Fri | Apr 20, 2018

Insurance Helpline | Health-care funding a complex undertaking

Published:Sunday | February 12, 2017 | 12:00 AMCedric Sephens
Thomas Smith, managing director of Maritime General Insurance Brokers Limited, speaks at the launch of the partnership with Premier Assurance Group to distributes two health care plans for the American company, on February 2, 2017 at the Spanish Court Hotel in New Kingston.

The responses that I received to last week's article, 'Insurance buyers need another Fitz Jackson in the House', were varied.

Unfortunately, however, I did not receive a single comment from a sitting member of Parliament, including the gentleman from South St Catherine.

Is no one willing to provide the leadership to try to improve the situation for health-insurance consumers? Or, is the lack of interest because the subject affects less than 20 per cent of the population?

One noteworthy response to the article not including the friend who posted it on Facebook was from two persons who work with MGI Insurance Brokers. Their company, in association with US partner PA Group, launched two health insurance plans on February 2, called Caribcare and Caribcare Plus.

I decided to review those plans in today's article in the context of last week's discussion about the state of the local health insurance market.

Funding the cost of health care at the national level is a very complex job as members of the former Obama administration will confirm, and the Trump administration and Republican members of Congress are slowly discovering. Chairman of the National Health Fund, Chris Zacca, who was asked by our government to study the subject, is in the same boat.

The operations of privately run companies that fund healthcare costs can also get very complicated if they are to meet shareholders' demands for profit and meet the needs of consumers and health care providers.




Several features of the service-delivery mechanisms of the new plans stand out. These include:

n A commitment in the policy to provide 24/7 and 365-day after sales service that has as its goals: helping claimants to understand the benefits to which they are entitled; responding to requests about the status of their claims; and providing help in locating a medical service provider by way of email, telephone of fax.

- The provision of case management clinical support and review

- Access to search globally for health insurance providers.

- The capability to provide evidence of insurance by way of an ID card at any time.

- The ability to submit claims online.




There are also many aspects of the two plans that I like. These are:

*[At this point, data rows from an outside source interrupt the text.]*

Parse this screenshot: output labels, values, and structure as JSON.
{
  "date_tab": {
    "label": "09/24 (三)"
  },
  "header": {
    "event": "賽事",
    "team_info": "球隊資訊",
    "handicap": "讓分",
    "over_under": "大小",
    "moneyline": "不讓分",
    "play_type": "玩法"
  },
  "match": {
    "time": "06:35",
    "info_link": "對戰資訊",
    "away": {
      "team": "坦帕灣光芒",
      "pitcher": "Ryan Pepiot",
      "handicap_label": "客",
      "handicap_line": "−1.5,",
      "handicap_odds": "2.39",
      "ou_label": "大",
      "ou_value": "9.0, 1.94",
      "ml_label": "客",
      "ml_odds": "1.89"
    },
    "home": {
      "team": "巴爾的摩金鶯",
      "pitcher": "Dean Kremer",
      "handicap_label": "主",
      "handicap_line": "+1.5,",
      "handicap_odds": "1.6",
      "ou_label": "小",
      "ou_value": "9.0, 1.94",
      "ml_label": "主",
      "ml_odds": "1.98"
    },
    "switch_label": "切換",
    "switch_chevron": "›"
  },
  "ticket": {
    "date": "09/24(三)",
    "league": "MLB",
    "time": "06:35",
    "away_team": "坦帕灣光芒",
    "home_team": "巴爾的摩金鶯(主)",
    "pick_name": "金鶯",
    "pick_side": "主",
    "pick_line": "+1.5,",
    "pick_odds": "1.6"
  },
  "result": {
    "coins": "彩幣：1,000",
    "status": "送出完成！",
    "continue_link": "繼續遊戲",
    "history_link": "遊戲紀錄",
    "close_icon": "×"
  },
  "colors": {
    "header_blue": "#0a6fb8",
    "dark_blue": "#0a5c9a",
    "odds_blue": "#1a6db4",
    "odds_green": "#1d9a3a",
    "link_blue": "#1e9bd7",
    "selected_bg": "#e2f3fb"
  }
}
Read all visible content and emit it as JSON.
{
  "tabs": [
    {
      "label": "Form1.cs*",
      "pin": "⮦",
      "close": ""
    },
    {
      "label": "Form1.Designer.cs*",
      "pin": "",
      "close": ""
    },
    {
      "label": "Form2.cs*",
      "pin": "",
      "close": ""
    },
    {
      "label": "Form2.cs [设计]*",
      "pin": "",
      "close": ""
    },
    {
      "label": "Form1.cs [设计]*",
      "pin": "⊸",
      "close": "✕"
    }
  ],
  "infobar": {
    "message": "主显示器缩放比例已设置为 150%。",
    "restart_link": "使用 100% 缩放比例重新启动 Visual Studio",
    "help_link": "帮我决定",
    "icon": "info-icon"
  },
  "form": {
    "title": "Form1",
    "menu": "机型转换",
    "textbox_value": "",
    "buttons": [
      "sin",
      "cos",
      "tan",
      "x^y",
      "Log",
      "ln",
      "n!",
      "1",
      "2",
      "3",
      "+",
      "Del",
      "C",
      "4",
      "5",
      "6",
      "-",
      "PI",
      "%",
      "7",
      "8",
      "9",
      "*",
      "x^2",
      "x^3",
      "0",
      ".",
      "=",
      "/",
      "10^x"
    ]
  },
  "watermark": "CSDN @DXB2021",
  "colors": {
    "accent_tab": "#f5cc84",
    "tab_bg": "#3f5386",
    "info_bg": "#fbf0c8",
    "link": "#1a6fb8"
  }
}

1. The waiting period before coverage begins is 60 days. Comparable plans range from 90 to 180 days;

2. There is guaranteed renewability of the contract because of claims history or age provided the premium is paid on time or unless either party irrefutably decides not to renew;

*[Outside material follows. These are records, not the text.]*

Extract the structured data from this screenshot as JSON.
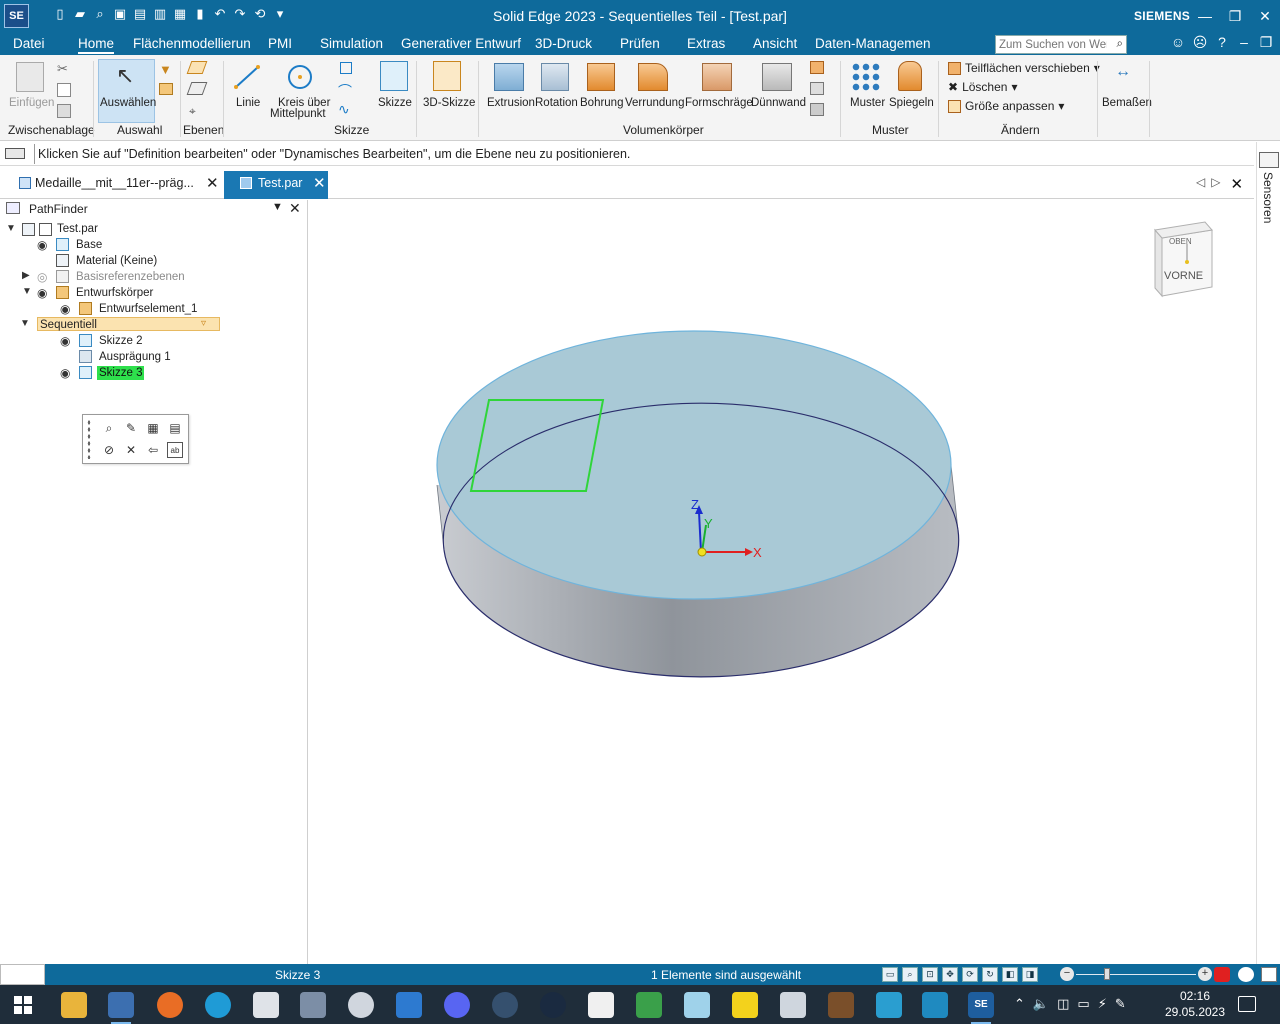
{
  "window": {
    "title": "Solid Edge 2023 - Sequentielles Teil - [Test.par]",
    "brand": "SIEMENS",
    "logo": "SE"
  },
  "menu": {
    "tabs": [
      "Datei",
      "Home",
      "Flächenmodellierun",
      "PMI",
      "Simulation",
      "Generativer Entwurf",
      "3D-Druck",
      "Prüfen",
      "Extras",
      "Ansicht",
      "Daten-Managemen"
    ],
    "active_tab": "Home",
    "search_placeholder": "Zum Suchen von Wer"
  },
  "ribbon": {
    "clipboard": {
      "paste": "Einfügen",
      "group": "Zwischenablage"
    },
    "select": {
      "label": "Auswählen",
      "group": "Auswahl"
    },
    "planes": {
      "group": "Ebenen"
    },
    "sketch": {
      "line": "Linie",
      "circle_1": "Kreis über",
      "circle_2": "Mittelpunkt",
      "sketch": "Skizze",
      "group": "Skizze"
    },
    "sketch3d": "3D-Skizze",
    "solids": {
      "extrusion": "Extrusion",
      "rotation": "Rotation",
      "hole": "Bohrung",
      "round": "Verrundung",
      "draft": "Formschräge",
      "thinwall": "Dünnwand",
      "group": "Volumenkörper"
    },
    "pattern": {
      "pattern": "Muster",
      "mirror": "Spiegeln",
      "group": "Muster"
    },
    "modify": {
      "move_faces": "Teilflächen verschieben",
      "delete": "Löschen",
      "resize": "Größe anpassen",
      "group": "Ändern"
    },
    "dimension": "Bemaßen"
  },
  "prompt": "Klicken Sie auf \"Definition bearbeiten\" oder \"Dynamisches Bearbeiten\", um die Ebene neu zu positionieren.",
  "sensor_label": "Sensoren",
  "doc_tabs": [
    {
      "label": "Medaille__mit__11er--präg..."
    },
    {
      "label": "Test.par"
    }
  ],
  "pathfinder": {
    "title": "PathFinder",
    "nodes": {
      "root": "Test.par",
      "base": "Base",
      "material": "Material (Keine)",
      "ref_planes": "Basisreferenzebenen",
      "design_body": "Entwurfskörper",
      "design_element": "Entwurfselement_1",
      "sequential": "Sequentiell",
      "sketch2": "Skizze 2",
      "protrusion": "Ausprägung 1",
      "sketch3": "Skizze 3"
    }
  },
  "viewcube": {
    "top": "OBEN",
    "front": "VORNE"
  },
  "axes": {
    "x": "X",
    "y": "Y",
    "z": "Z"
  },
  "status": {
    "selected_name": "Skizze 3",
    "selection_count": "1 Elemente sind ausgewählt"
  },
  "taskbar": {
    "time": "02:16",
    "date": "29.05.2023"
  }
}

3. Eligible insured persons should be under the age of 74 years and 11 months.

4. Prescription drugs are covered at US$2,000;

5. No penalties will be imposed for using services outside of the local provider network.

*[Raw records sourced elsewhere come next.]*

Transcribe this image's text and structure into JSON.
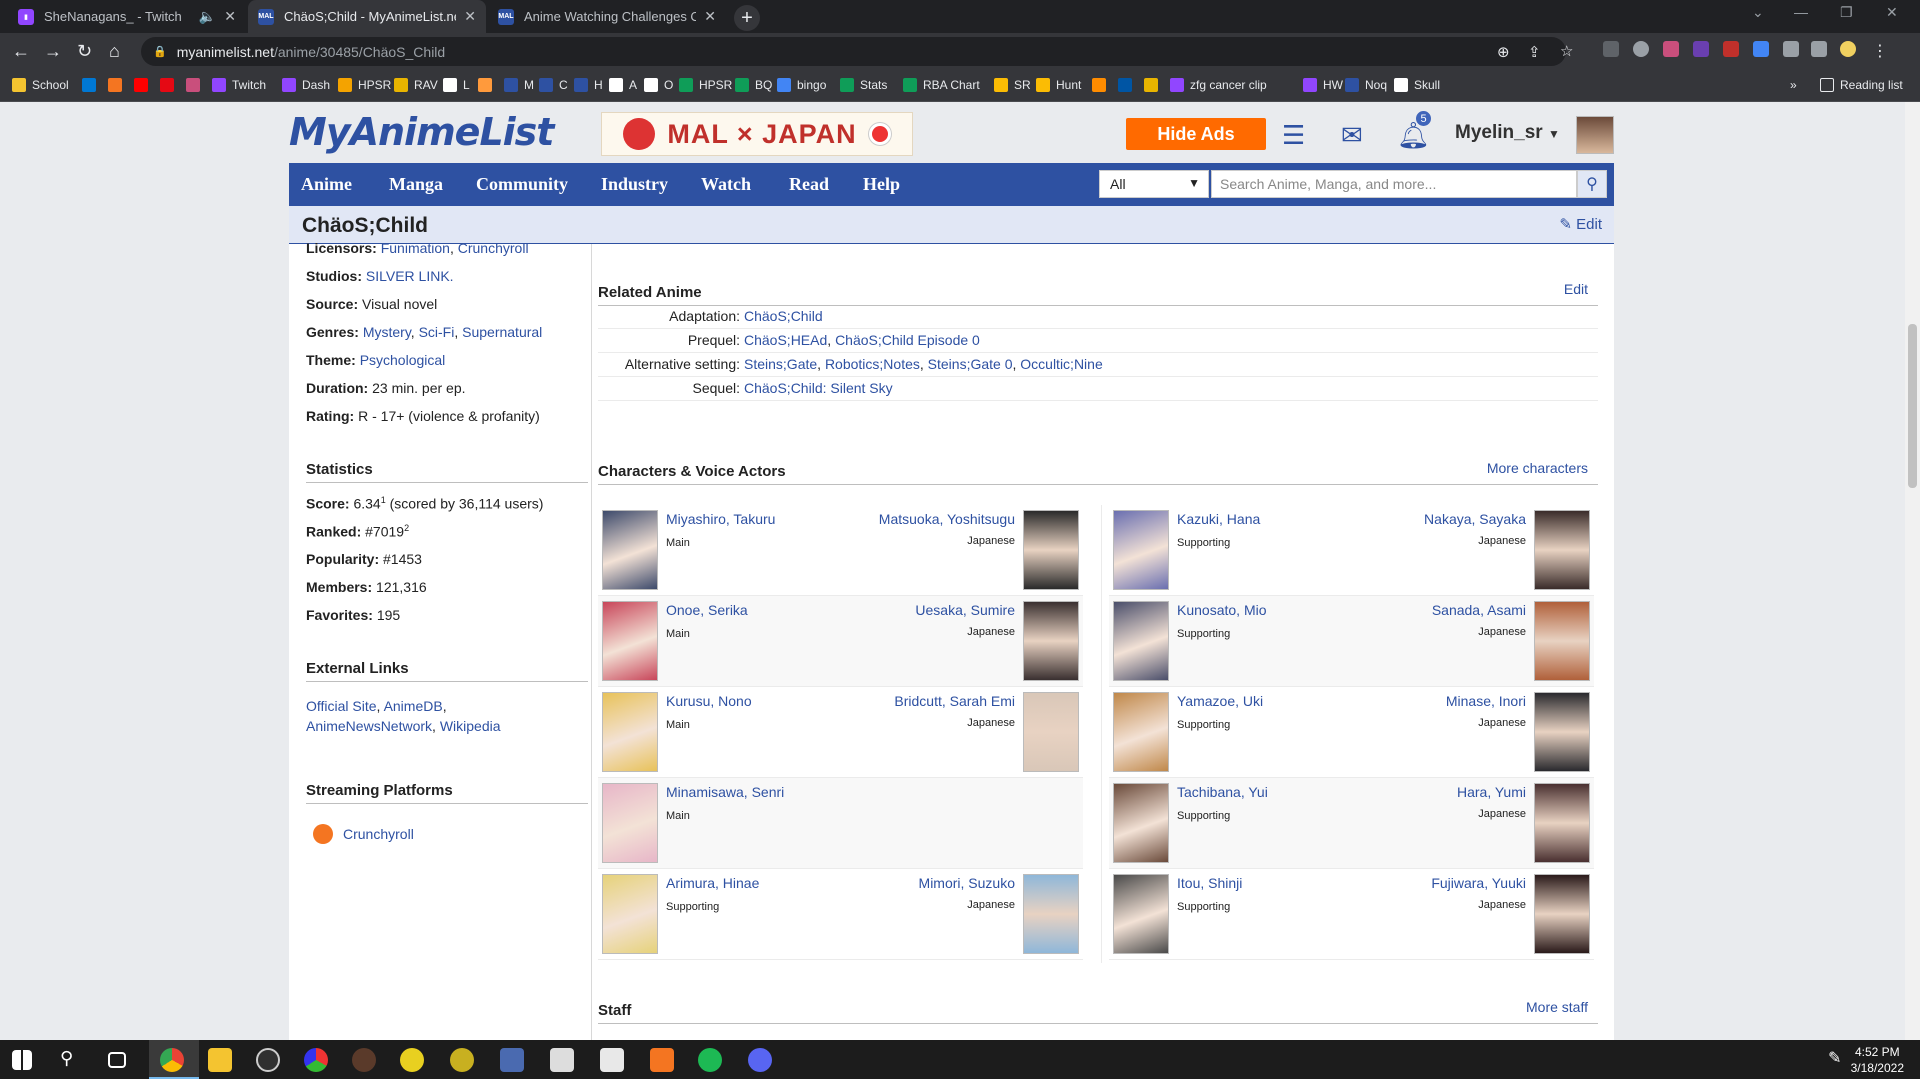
{
  "browser": {
    "tabs": [
      {
        "title": "SheNanagans_ - Twitch",
        "active": false,
        "color": "#9146ff"
      },
      {
        "title": "ChäoS;Child - MyAnimeList.net",
        "active": true,
        "color": "#2e51a2"
      },
      {
        "title": "Anime Watching Challenges Clu...",
        "active": false,
        "color": "#2e51a2"
      }
    ],
    "url_host": "myanimelist.net",
    "url_path": "/anime/30485/ChäoS_Child",
    "bookmarks": [
      {
        "label": "School",
        "color": "#f4c430"
      },
      {
        "label": "",
        "color": "#0078d4"
      },
      {
        "label": "",
        "color": "#f47521"
      },
      {
        "label": "",
        "color": "#ff0000"
      },
      {
        "label": "",
        "color": "#e50914"
      },
      {
        "label": "",
        "color": "#c94f7c"
      },
      {
        "label": "Twitch",
        "color": "#9146ff"
      },
      {
        "label": "Dash",
        "color": "#9146ff"
      },
      {
        "label": "HPSR",
        "color": "#f4a300"
      },
      {
        "label": "RAV",
        "color": "#e8b400"
      },
      {
        "label": "L",
        "color": "#ffffff"
      },
      {
        "label": "",
        "color": "#ff9a3c"
      },
      {
        "label": "M",
        "color": "#2e51a2"
      },
      {
        "label": "C",
        "color": "#2e51a2"
      },
      {
        "label": "H",
        "color": "#2e51a2"
      },
      {
        "label": "A",
        "color": "#ffffff"
      },
      {
        "label": "O",
        "color": "#ffffff"
      },
      {
        "label": "HPSR",
        "color": "#0f9d58"
      },
      {
        "label": "BQ",
        "color": "#0f9d58"
      },
      {
        "label": "bingo",
        "color": "#4285f4"
      },
      {
        "label": "Stats",
        "color": "#0f9d58"
      },
      {
        "label": "RBA Chart",
        "color": "#0f9d58"
      },
      {
        "label": "SR",
        "color": "#fbbc04"
      },
      {
        "label": "Hunt",
        "color": "#fbbc04"
      },
      {
        "label": "",
        "color": "#ff8c00"
      },
      {
        "label": "",
        "color": "#0055a4"
      },
      {
        "label": "",
        "color": "#e8b400"
      },
      {
        "label": "zfg cancer clip",
        "color": "#9146ff"
      },
      {
        "label": "HW",
        "color": "#9146ff"
      },
      {
        "label": "Noq",
        "color": "#2e51a2"
      },
      {
        "label": "Skull",
        "color": "#ffffff"
      }
    ],
    "bookmarks_overflow": "»",
    "reading_list": "Reading list"
  },
  "header": {
    "logo": "MyAnimeList",
    "banner": "MAL × JAPAN",
    "hide_ads": "Hide Ads",
    "notif_count": "5",
    "username": "Myelin_sr"
  },
  "nav": {
    "items": [
      "Anime",
      "Manga",
      "Community",
      "Industry",
      "Watch",
      "Read",
      "Help"
    ],
    "select_value": "All",
    "search_placeholder": "Search Anime, Manga, and more..."
  },
  "title": {
    "text": "ChäoS;Child",
    "edit": "Edit"
  },
  "info": {
    "licensors_label": "Licensors:",
    "licensors": [
      "Funimation",
      "Crunchyroll"
    ],
    "studios_label": "Studios:",
    "studios": "SILVER LINK.",
    "source_label": "Source:",
    "source": "Visual novel",
    "genres_label": "Genres:",
    "genres": [
      "Mystery",
      "Sci-Fi",
      "Supernatural"
    ],
    "theme_label": "Theme:",
    "theme": "Psychological",
    "duration_label": "Duration:",
    "duration": "23 min. per ep.",
    "rating_label": "Rating:",
    "rating": "R - 17+ (violence & profanity)"
  },
  "statistics": {
    "heading": "Statistics",
    "score_label": "Score:",
    "score": "6.34",
    "score_sup": "1",
    "score_note": "(scored by 36,114 users)",
    "ranked_label": "Ranked:",
    "ranked": "#7019",
    "ranked_sup": "2",
    "popularity_label": "Popularity:",
    "popularity": "#1453",
    "members_label": "Members:",
    "members": "121,316",
    "favorites_label": "Favorites:",
    "favorites": "195"
  },
  "external_links": {
    "heading": "External Links",
    "links": [
      "Official Site",
      "AnimeDB",
      "AnimeNewsNetwork",
      "Wikipedia"
    ]
  },
  "streaming": {
    "heading": "Streaming Platforms",
    "platforms": [
      "Crunchyroll"
    ]
  },
  "related": {
    "heading": "Related Anime",
    "edit": "Edit",
    "rows": [
      {
        "label": "Adaptation:",
        "values": [
          "ChäoS;Child"
        ]
      },
      {
        "label": "Prequel:",
        "values": [
          "ChäoS;HEAd",
          "ChäoS;Child Episode 0"
        ]
      },
      {
        "label": "Alternative setting:",
        "values": [
          "Steins;Gate",
          "Robotics;Notes",
          "Steins;Gate 0",
          "Occultic;Nine"
        ]
      },
      {
        "label": "Sequel:",
        "values": [
          "ChäoS;Child: Silent Sky"
        ]
      }
    ]
  },
  "characters": {
    "heading": "Characters & Voice Actors",
    "more": "More characters",
    "left": [
      {
        "name": "Miyashiro, Takuru",
        "role": "Main",
        "va": "Matsuoka, Yoshitsugu",
        "lang": "Japanese",
        "ccolor": "#3d4a6b",
        "vcolor": "#2a2a2a"
      },
      {
        "name": "Onoe, Serika",
        "role": "Main",
        "va": "Uesaka, Sumire",
        "lang": "Japanese",
        "ccolor": "#c8465a",
        "vcolor": "#3a3030"
      },
      {
        "name": "Kurusu, Nono",
        "role": "Main",
        "va": "Bridcutt, Sarah Emi",
        "lang": "Japanese",
        "ccolor": "#e8c25a",
        "vcolor": "#d9c7b8"
      },
      {
        "name": "Minamisawa, Senri",
        "role": "Main",
        "va": "",
        "lang": "",
        "ccolor": "#e7b6c8",
        "vcolor": ""
      },
      {
        "name": "Arimura, Hinae",
        "role": "Supporting",
        "va": "Mimori, Suzuko",
        "lang": "Japanese",
        "ccolor": "#e6d27a",
        "vcolor": "#8fb7d9"
      }
    ],
    "right": [
      {
        "name": "Kazuki, Hana",
        "role": "Supporting",
        "va": "Nakaya, Sayaka",
        "lang": "Japanese",
        "ccolor": "#6a6fb0",
        "vcolor": "#3a2c2a"
      },
      {
        "name": "Kunosato, Mio",
        "role": "Supporting",
        "va": "Sanada, Asami",
        "lang": "Japanese",
        "ccolor": "#4a4e6a",
        "vcolor": "#b0603a"
      },
      {
        "name": "Yamazoe, Uki",
        "role": "Supporting",
        "va": "Minase, Inori",
        "lang": "Japanese",
        "ccolor": "#c0884a",
        "vcolor": "#2a2a2e"
      },
      {
        "name": "Tachibana, Yui",
        "role": "Supporting",
        "va": "Hara, Yumi",
        "lang": "Japanese",
        "ccolor": "#6a4a3a",
        "vcolor": "#4a3030"
      },
      {
        "name": "Itou, Shinji",
        "role": "Supporting",
        "va": "Fujiwara, Yuuki",
        "lang": "Japanese",
        "ccolor": "#4a4a4a",
        "vcolor": "#2a1a1a"
      }
    ]
  },
  "staff": {
    "heading": "Staff",
    "more": "More staff"
  },
  "taskbar": {
    "time": "4:52 PM",
    "date": "3/18/2022"
  }
}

6. Benefits that are received inside of the provider network overseas will be paid at 100 per cent of Usual Reasonable and Customary Charges (UCR);

7. Emergency/routine dental and optical benefits are covered at 50 per cent to 100 per cent of UCR up to US$2,000;

8. Overage dependents are covered up to the age 26 years while attending school;

9. There is no lifetime maximum for this plan and individuals are afforded up to US$3,000,000 as an annual limit;

10. Insurers have guaranteed a turnaround time for new applications within 48 hours if no further medical evidence is required;

11. Claims will be settled within 15-20 working days unless there are extenuating circumstances;

12. Coverage for new born children

13. Coverage for children with disabilities;

14. Mental health treatment;

15. Rehabilitation for physical, occupation and speech therapies;

16. Wellness benefit up US$300 after 12 months and every two years thereafter;

17. HIV/AIDS treatment contracted to medical professionals as a result of an accident;

18. Worldwide coverage.




When I looked at the premium for a person in my age group I recalled the fire-engine red, expensive, European-made two-litre car that I drove from Mona to Norbrook a few days ago. At the end of the short journey, I wish that I had the opportunity to have driven it from Kingston to Negril.

I was very disappointed not to have stress-tested the engine on the road leading from Porus to Mandeville to see how the car performed. Alas, this was not to be. The price was way out of my reach unless, of course, I won the Super Lotto.

Prices for the health plans run from US$1,200 to $1,800 per person in the 31-35 age group; US$1,436 to US$2,140 in the 41-45 age bracket; and US$2,197 to US$3,108 in the 51-55 age cohort. A 61-year-old applicant will pay an annual premium that is some 214 per cent more than someone half his/her age.

The fact that the plan is written at Lloyd's in the United Kingdom and not by some fly-by-night foreign insurer is somewhat reassuring. On the other hand, one of the defects of the policy is the absence of a local dispute resolution mechanism.

To summarise, the newly launched plans address many of the imperfections in the local health insurance market that was the subject of last week's article.

Unfortunately, however, they only target a very small part of the market. Leadership from someone either from outside or inside the industry is required to disrupt the status quo.

- Cedric E. Stephens provides independent information and advice about the management of risks and insurance. For free information or counsel, write to: